Queen of Katwe is in many respects your typical feel-good sports story, elevated by the ways that it does diverge from the formula.
For one, the biopic of young Ugandan chess champ Phiona Mutesi is an all-too-rare mainstream movie about Africans, much less one that's not about their suffering. The film is able to overcome some of its narrative familiarity just by showcasing characters, locations and music we rarely see on screen. Having Monsoon Wedding director Mira Nair at the helm also brings a visual vibrancy and communal energy to the proceedings.
The film never quite reaches the heights of something like Ryan Coogler's Creed, another sports underdog tale that overcame its well-worn trappings in part by centering around people of color. But it is an above-average entry for the genre and another success in a surprisingly strong year for Disney (inexplicable Alice in Wonderland sequel notwithstanding).
Based on an ESPN Magazine article and book by Tim Crothers, the film follows Phiona (Madina Nalwanga), who lives in the slums of Katwe with her single mother Nakku Harriet (Lupita Nyong'o) and three siblings. When her older sister Night (Taryn Kyaze) runs off with a man, their dire economic situation becomes even more apparent.
She is able to find some escape when she and her brother (Martin Kabanza) stumble into a chess club being held by ministry worker Robert Katende (David Oyelowo). She proves innately gifted at the game and Robert takes notice.

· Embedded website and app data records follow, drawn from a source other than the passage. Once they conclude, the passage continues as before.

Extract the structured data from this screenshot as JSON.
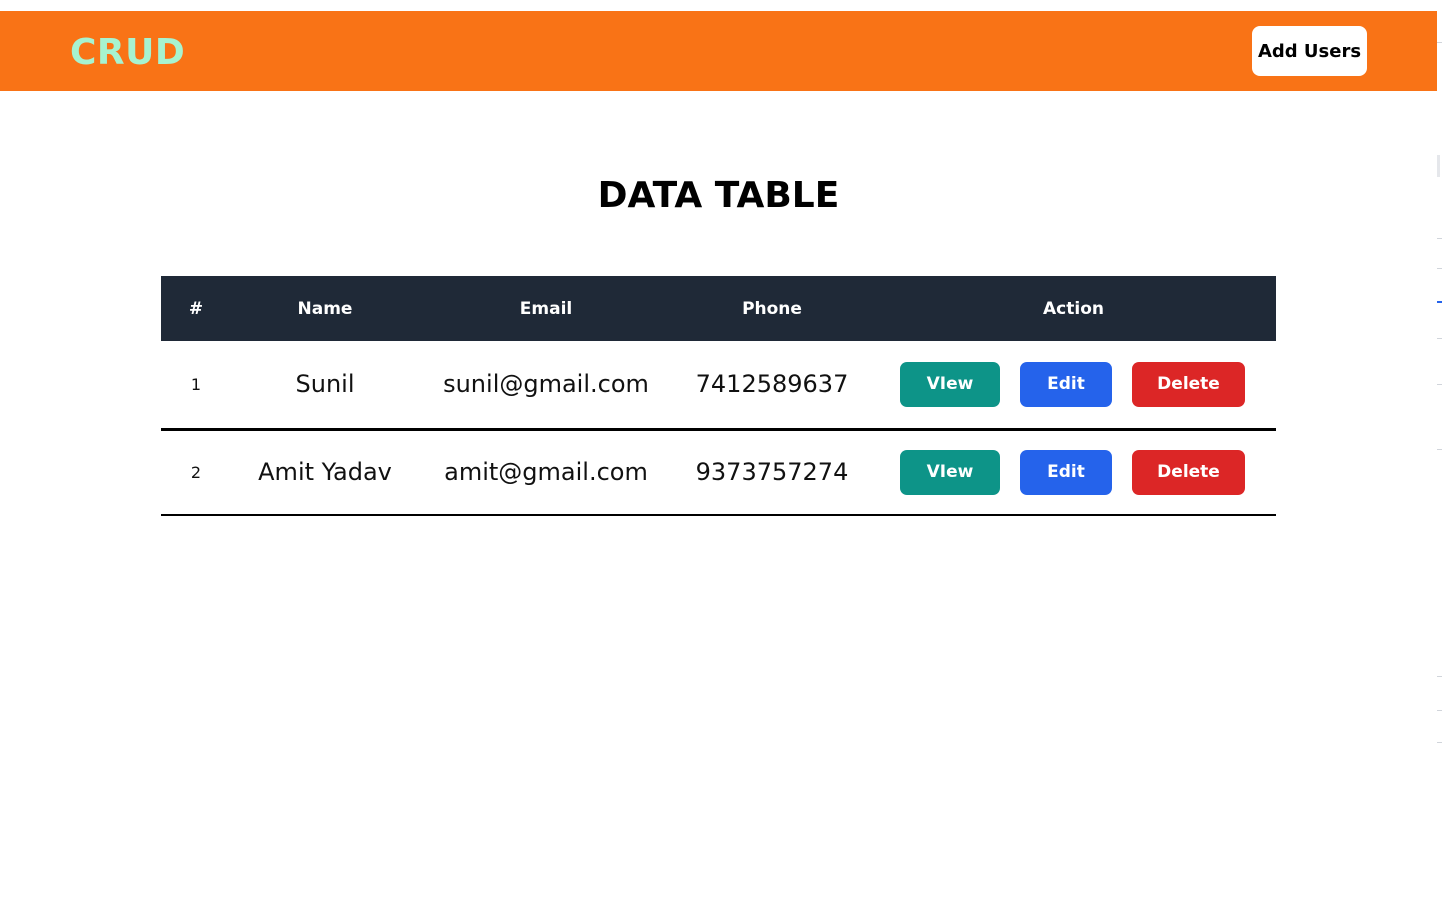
{
  "navbar": {
    "brand": "CRUD",
    "add_users_label": "Add Users"
  },
  "page": {
    "title": "DATA TABLE"
  },
  "table": {
    "headers": [
      "#",
      "Name",
      "Email",
      "Phone",
      "Action"
    ],
    "rows": [
      {
        "num": "1",
        "name": "Sunil",
        "email": "sunil@gmail.com",
        "phone": "7412589637"
      },
      {
        "num": "2",
        "name": "Amit Yadav",
        "email": "amit@gmail.com",
        "phone": "9373757274"
      }
    ],
    "actions": {
      "view": "VIew",
      "edit": "Edit",
      "delete": "Delete"
    }
  },
  "colors": {
    "navbar": "#f97316",
    "brand": "#a7f3d0",
    "table_header": "#1f2937",
    "view": "#0d9488",
    "edit": "#2563eb",
    "delete": "#dc2626"
  }
}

Soon Phiona is traveling across the country and internationally to play in chess competitions and a way out of Katwe feels within reach. Yet she still must contend with her impoverished surroundings, her mother's concerns and her own feelings about her success.
Just by the synopsis, one can probably predict some moments sight unseen. Is there a scene where a well-off competitor treats the poor Phiona with disdain, then sputters in disbelief when she trounces him, and are there multiple chess metaphors for her life? Yes and yes.
Yet the film handles these familiar story beats skillfully and finds some unique ones as well. A good amount of the film is devoted to dealing with the headspace of Phiona experiencing her newfound fame — from an inflated ego after a string of wins to despair after a loss that she may never escape her economic situation.
It helps that the cast includes some immensely talented actors. Nyong'o, in her first prominent non-CGI role since her Oscar-winning turn in 12 Years a Slave, brings depth to the potentially cliched figure of the reluctant mother.
Should've-been-Oscar-winner David Oyelowo (Selma) is also very good, exuding warmth and decency in the mentor role of Robert. And newcomer Nalwanga impresses in what is likely the start of a long acting career.
Queen of Katwe is still an accessible crowd-pleaser in the vein of Disney's other sports films, perhaps more so than the company believes it to be. In a somewhat strange move, they decided to give the film an initial limited release typical of indies before it goes wide Friday.
Yet through its cast, director and setting, the film finds a way to stand out in the genre. And as a major studio movie about everyday Africans, starring and directed by people of color, it sadly remains something of a rarity.
Contact Jimmy Geurts at firstname.lastname@example.org or (813) 226-3402. Follow @JimmyGeurts.